WORK TO BE COMPLETED: Look through the listing below for the string "Points". Show each line where it occurs.

SOURCE MATERIAL:
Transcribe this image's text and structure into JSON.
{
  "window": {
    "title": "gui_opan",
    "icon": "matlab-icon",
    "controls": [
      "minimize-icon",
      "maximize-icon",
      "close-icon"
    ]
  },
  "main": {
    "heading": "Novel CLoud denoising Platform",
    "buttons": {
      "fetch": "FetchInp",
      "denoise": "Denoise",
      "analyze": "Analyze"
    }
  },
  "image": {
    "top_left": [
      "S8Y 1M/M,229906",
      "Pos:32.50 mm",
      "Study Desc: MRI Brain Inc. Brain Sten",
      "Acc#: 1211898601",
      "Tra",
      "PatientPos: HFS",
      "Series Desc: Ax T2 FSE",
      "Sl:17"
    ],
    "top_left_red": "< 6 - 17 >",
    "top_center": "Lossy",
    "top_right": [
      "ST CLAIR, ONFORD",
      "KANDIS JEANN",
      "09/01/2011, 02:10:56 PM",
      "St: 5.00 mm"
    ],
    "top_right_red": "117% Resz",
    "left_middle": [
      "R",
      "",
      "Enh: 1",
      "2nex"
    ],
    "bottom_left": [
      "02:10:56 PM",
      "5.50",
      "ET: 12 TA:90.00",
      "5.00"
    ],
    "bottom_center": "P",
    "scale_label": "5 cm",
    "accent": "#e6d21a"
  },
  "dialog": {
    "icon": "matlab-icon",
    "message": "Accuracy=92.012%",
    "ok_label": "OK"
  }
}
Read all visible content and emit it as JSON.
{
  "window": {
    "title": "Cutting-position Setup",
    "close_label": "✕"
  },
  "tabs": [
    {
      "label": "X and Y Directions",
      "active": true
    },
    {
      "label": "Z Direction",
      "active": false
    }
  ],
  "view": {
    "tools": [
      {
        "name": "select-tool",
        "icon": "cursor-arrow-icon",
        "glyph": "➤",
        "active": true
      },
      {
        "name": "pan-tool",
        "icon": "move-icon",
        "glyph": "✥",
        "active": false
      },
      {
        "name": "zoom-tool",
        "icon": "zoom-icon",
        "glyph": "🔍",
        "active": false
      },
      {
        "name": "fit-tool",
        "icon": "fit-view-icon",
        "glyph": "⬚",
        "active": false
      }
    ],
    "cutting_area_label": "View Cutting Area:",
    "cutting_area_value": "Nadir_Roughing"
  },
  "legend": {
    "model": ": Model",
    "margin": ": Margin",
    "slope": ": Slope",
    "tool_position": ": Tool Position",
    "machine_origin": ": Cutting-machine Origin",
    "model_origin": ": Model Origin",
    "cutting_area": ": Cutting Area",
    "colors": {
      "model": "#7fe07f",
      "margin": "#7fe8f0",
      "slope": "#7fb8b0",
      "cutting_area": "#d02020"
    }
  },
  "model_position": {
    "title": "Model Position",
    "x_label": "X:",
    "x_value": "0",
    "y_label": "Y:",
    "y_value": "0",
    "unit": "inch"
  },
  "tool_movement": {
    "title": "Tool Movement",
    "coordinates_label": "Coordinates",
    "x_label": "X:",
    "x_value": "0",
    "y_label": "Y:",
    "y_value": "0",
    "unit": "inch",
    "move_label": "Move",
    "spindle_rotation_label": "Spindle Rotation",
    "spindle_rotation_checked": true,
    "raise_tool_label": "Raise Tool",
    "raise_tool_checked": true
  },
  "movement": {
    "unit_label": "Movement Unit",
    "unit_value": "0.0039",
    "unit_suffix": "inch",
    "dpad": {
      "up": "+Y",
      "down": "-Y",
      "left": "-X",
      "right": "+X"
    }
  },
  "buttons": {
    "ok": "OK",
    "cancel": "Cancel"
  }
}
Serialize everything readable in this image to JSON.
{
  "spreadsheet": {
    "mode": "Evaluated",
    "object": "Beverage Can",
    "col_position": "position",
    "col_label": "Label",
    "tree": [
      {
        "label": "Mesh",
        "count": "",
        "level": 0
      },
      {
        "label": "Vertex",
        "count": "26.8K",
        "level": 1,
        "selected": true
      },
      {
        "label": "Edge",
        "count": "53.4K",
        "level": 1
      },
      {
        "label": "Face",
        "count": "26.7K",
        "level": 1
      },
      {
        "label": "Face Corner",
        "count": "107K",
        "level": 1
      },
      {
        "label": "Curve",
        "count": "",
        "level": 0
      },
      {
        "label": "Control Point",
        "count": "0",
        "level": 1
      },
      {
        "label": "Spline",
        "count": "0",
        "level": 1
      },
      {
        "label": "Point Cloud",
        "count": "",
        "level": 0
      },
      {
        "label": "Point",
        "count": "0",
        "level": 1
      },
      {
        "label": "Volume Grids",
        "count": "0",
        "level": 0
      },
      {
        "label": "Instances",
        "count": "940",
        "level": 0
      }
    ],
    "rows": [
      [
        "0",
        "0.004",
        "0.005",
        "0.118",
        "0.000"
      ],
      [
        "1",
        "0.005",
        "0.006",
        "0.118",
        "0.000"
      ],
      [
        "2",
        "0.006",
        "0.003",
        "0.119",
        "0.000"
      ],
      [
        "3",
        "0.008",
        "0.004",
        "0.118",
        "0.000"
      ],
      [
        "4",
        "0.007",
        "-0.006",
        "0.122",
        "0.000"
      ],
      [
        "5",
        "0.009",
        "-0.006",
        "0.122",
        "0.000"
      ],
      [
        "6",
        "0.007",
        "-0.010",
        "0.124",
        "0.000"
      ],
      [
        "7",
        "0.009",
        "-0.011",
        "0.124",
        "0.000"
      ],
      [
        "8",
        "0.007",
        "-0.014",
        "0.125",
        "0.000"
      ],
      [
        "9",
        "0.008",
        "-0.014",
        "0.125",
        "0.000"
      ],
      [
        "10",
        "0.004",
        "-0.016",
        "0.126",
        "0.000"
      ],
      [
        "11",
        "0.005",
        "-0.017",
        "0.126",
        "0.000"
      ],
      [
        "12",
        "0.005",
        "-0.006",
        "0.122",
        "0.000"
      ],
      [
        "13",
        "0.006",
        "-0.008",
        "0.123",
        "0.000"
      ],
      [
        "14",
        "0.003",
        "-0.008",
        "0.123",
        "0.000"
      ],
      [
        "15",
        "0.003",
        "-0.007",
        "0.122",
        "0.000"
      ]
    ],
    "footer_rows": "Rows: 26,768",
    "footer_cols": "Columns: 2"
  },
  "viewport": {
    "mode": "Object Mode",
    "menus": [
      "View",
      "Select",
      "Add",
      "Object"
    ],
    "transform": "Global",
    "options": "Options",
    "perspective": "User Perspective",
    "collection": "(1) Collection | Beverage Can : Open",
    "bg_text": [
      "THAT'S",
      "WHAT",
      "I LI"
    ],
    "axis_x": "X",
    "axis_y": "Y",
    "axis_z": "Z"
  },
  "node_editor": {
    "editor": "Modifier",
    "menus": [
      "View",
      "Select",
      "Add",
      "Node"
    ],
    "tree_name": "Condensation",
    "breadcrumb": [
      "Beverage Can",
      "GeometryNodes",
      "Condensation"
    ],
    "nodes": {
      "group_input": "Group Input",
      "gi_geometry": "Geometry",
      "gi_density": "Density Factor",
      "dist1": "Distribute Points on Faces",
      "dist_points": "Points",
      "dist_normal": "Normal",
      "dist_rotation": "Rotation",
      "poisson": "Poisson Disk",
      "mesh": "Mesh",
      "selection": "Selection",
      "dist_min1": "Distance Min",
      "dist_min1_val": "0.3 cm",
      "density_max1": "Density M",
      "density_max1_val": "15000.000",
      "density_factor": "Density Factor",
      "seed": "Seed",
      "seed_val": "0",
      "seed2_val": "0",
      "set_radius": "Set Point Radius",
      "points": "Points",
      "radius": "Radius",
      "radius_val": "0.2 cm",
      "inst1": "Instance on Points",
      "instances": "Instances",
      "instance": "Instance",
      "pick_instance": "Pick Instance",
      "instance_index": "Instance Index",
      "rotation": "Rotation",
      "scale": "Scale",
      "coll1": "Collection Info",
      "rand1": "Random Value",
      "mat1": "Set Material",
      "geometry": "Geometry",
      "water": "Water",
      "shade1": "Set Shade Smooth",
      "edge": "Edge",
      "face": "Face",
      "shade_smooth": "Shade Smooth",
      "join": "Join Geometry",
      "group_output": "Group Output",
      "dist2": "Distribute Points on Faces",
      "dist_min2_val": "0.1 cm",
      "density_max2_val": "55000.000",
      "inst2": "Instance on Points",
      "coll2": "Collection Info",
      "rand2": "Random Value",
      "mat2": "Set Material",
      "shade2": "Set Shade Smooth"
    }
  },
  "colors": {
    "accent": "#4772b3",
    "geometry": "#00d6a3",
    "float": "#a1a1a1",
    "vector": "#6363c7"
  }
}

ANSWER TO THIS PROBLEM:
      "dist1": "Distribute Points on Faces",
      "dist_points": "Points",
      "points": "Points",
      "inst1": "Instance on Points",
      "dist2": "Distribute Points on Faces",
      "inst2": "Instance on Points",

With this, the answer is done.